++++ Provided records ++++
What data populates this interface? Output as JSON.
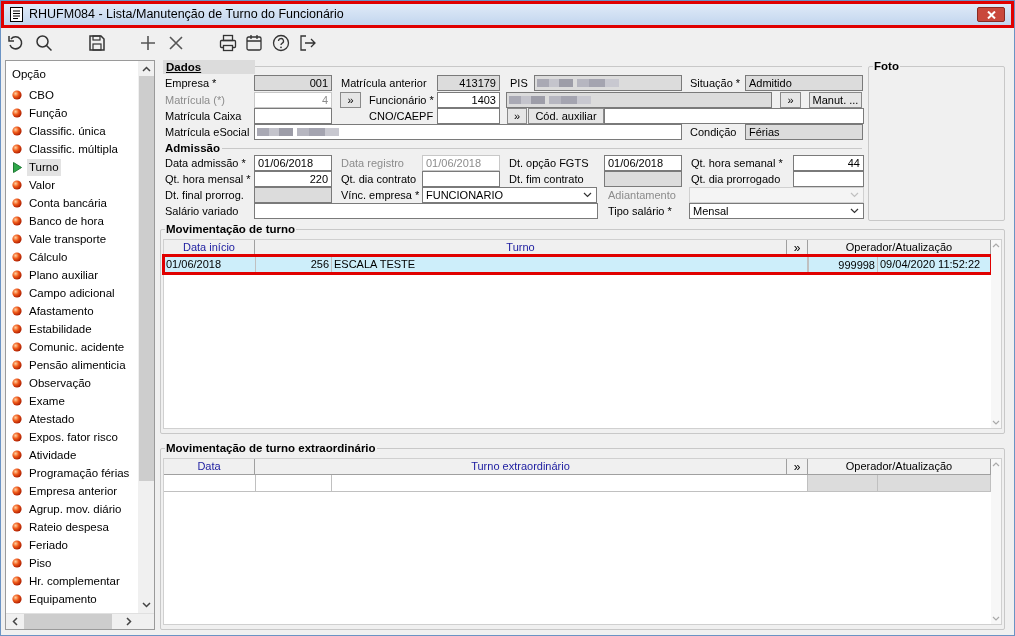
{
  "window": {
    "title": "RHUFM084 - Lista/Manutenção de Turno do Funcionário",
    "outlined": true
  },
  "sidebar": {
    "heading": "Opção",
    "items": [
      {
        "label": "CBO",
        "selected": false
      },
      {
        "label": "Função",
        "selected": false
      },
      {
        "label": "Classific. única",
        "selected": false
      },
      {
        "label": "Classific. múltipla",
        "selected": false
      },
      {
        "label": "Turno",
        "selected": true
      },
      {
        "label": "Valor",
        "selected": false
      },
      {
        "label": "Conta bancária",
        "selected": false
      },
      {
        "label": "Banco de hora",
        "selected": false
      },
      {
        "label": "Vale transporte",
        "selected": false
      },
      {
        "label": "Cálculo",
        "selected": false
      },
      {
        "label": "Plano auxiliar",
        "selected": false
      },
      {
        "label": "Campo adicional",
        "selected": false
      },
      {
        "label": "Afastamento",
        "selected": false
      },
      {
        "label": "Estabilidade",
        "selected": false
      },
      {
        "label": "Comunic. acidente",
        "selected": false
      },
      {
        "label": "Pensão alimenticia",
        "selected": false
      },
      {
        "label": "Observação",
        "selected": false
      },
      {
        "label": "Exame",
        "selected": false
      },
      {
        "label": "Atestado",
        "selected": false
      },
      {
        "label": "Expos. fator risco",
        "selected": false
      },
      {
        "label": "Atividade",
        "selected": false
      },
      {
        "label": "Programação férias",
        "selected": false
      },
      {
        "label": "Empresa anterior",
        "selected": false
      },
      {
        "label": "Agrup. mov. diário",
        "selected": false
      },
      {
        "label": "Rateio despesa",
        "selected": false
      },
      {
        "label": "Feriado",
        "selected": false
      },
      {
        "label": "Piso",
        "selected": false
      },
      {
        "label": "Hr. complementar",
        "selected": false
      },
      {
        "label": "Equipamento",
        "selected": false
      }
    ]
  },
  "dados": {
    "title": "Dados",
    "controls": [
      {
        "kind": "label",
        "text": "Empresa *",
        "disabled": false
      },
      {
        "kind": "field",
        "value": "001",
        "readonly": true,
        "disabled": false,
        "right_aligned": true
      },
      {
        "kind": "label",
        "text": "Matrícula anterior",
        "disabled": false
      },
      {
        "kind": "field",
        "value": "413179",
        "readonly": true,
        "disabled": false,
        "right_aligned": true
      },
      {
        "kind": "label",
        "text": "PIS",
        "disabled": false
      },
      {
        "kind": "masked",
        "readonly": true
      },
      {
        "kind": "label",
        "text": "Situação *",
        "disabled": false
      },
      {
        "kind": "field",
        "value": "Admitido",
        "readonly": true,
        "disabled": false,
        "right_aligned": false
      },
      {
        "kind": "label",
        "text": "Matrícula (*)",
        "disabled": true
      },
      {
        "kind": "field",
        "value": "4",
        "readonly": false,
        "disabled": true,
        "right_aligned": true
      },
      {
        "kind": "button",
        "text": "»"
      },
      {
        "kind": "label",
        "text": "Funcionário *",
        "disabled": false
      },
      {
        "kind": "field",
        "value": "1403",
        "readonly": false,
        "disabled": false,
        "right_aligned": true
      },
      {
        "kind": "masked",
        "readonly": true
      },
      {
        "kind": "button",
        "text": "»"
      },
      {
        "kind": "button",
        "text": "Manut. ..."
      },
      {
        "kind": "label",
        "text": "Matrícula Caixa",
        "disabled": false
      },
      {
        "kind": "field",
        "readonly": false,
        "disabled": false
      },
      {
        "kind": "label",
        "text": "CNO/CAEPF",
        "disabled": false
      },
      {
        "kind": "field",
        "readonly": false,
        "disabled": false
      },
      {
        "kind": "button",
        "text": "»"
      },
      {
        "kind": "button",
        "text": "Cód. auxiliar"
      },
      {
        "kind": "field",
        "readonly": false,
        "disabled": false
      },
      {
        "kind": "label",
        "text": "Matrícula eSocial",
        "disabled": false
      },
      {
        "kind": "masked",
        "readonly": false
      },
      {
        "kind": "label",
        "text": "Condição",
        "disabled": false
      },
      {
        "kind": "field",
        "value": "Férias",
        "readonly": true,
        "disabled": false,
        "right_aligned": false
      }
    ]
  },
  "admissao": {
    "title": "Admissão",
    "controls": [
      {
        "kind": "label",
        "text": "Data admissão *",
        "disabled": false
      },
      {
        "kind": "field",
        "value": "01/06/2018",
        "readonly": false,
        "disabled": false,
        "right_aligned": false
      },
      {
        "kind": "label",
        "text": "Data registro",
        "disabled": true
      },
      {
        "kind": "field",
        "value": "01/06/2018",
        "readonly": false,
        "disabled": true,
        "right_aligned": false
      },
      {
        "kind": "label",
        "text": "Dt. opção FGTS",
        "disabled": false
      },
      {
        "kind": "field",
        "value": "01/06/2018",
        "readonly": false,
        "disabled": false,
        "right_aligned": false
      },
      {
        "kind": "label",
        "text": "Qt. hora semanal *",
        "disabled": false
      },
      {
        "kind": "field",
        "value": "44",
        "readonly": false,
        "disabled": false,
        "right_aligned": true
      },
      {
        "kind": "label",
        "text": "Qt. hora mensal *",
        "disabled": false
      },
      {
        "kind": "field",
        "value": "220",
        "readonly": false,
        "disabled": false,
        "right_aligned": true
      },
      {
        "kind": "label",
        "text": "Qt. dia contrato",
        "disabled": false
      },
      {
        "kind": "field",
        "readonly": false,
        "disabled": false
      },
      {
        "kind": "label",
        "text": "Dt. fim contrato",
        "disabled": false
      },
      {
        "kind": "field",
        "readonly": true,
        "disabled": false
      },
      {
        "kind": "label",
        "text": "Qt. dia prorrogado",
        "disabled": false
      },
      {
        "kind": "field",
        "readonly": false,
        "disabled": false
      },
      {
        "kind": "label",
        "text": "Dt. final prorrog.",
        "disabled": false
      },
      {
        "kind": "field",
        "readonly": true,
        "disabled": false
      },
      {
        "kind": "label",
        "text": "Vínc. empresa *",
        "disabled": false
      },
      {
        "kind": "dropdown",
        "value": "FUNCIONARIO",
        "disabled": false
      },
      {
        "kind": "label",
        "text": "Adiantamento",
        "disabled": true
      },
      {
        "kind": "dropdown",
        "disabled": true
      },
      {
        "kind": "label",
        "text": "Salário variado",
        "disabled": false
      },
      {
        "kind": "field",
        "readonly": false,
        "disabled": false
      },
      {
        "kind": "label",
        "text": "Tipo salário *",
        "disabled": false
      },
      {
        "kind": "dropdown",
        "value": "Mensal",
        "disabled": false
      }
    ]
  },
  "foto": {
    "title": "Foto"
  },
  "grids": [
    {
      "title": "Movimentação de turno",
      "columns": [
        "Data início",
        "Turno"
      ],
      "expand_button": "»",
      "operator_column": "Operador/Atualização",
      "rows": [
        {
          "cells": [
            "01/06/2018",
            "256",
            "ESCALA TESTE",
            "999998",
            "09/04/2020 11:52:22"
          ],
          "selected": true,
          "outlined": true
        }
      ]
    },
    {
      "title": "Movimentação de turno extraordinário",
      "columns": [
        "Data",
        "Turno extraordinário"
      ],
      "expand_button": "»",
      "operator_column": "Operador/Atualização",
      "rows": [
        {
          "cells": [],
          "selected": false,
          "outlined": false
        }
      ]
    }
  ]
}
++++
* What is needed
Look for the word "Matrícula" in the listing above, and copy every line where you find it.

* Written answer
        "text": "Matrícula anterior",
        "text": "Matrícula (*)",
        "text": "Matrícula Caixa",
        "text": "Matrícula eSocial",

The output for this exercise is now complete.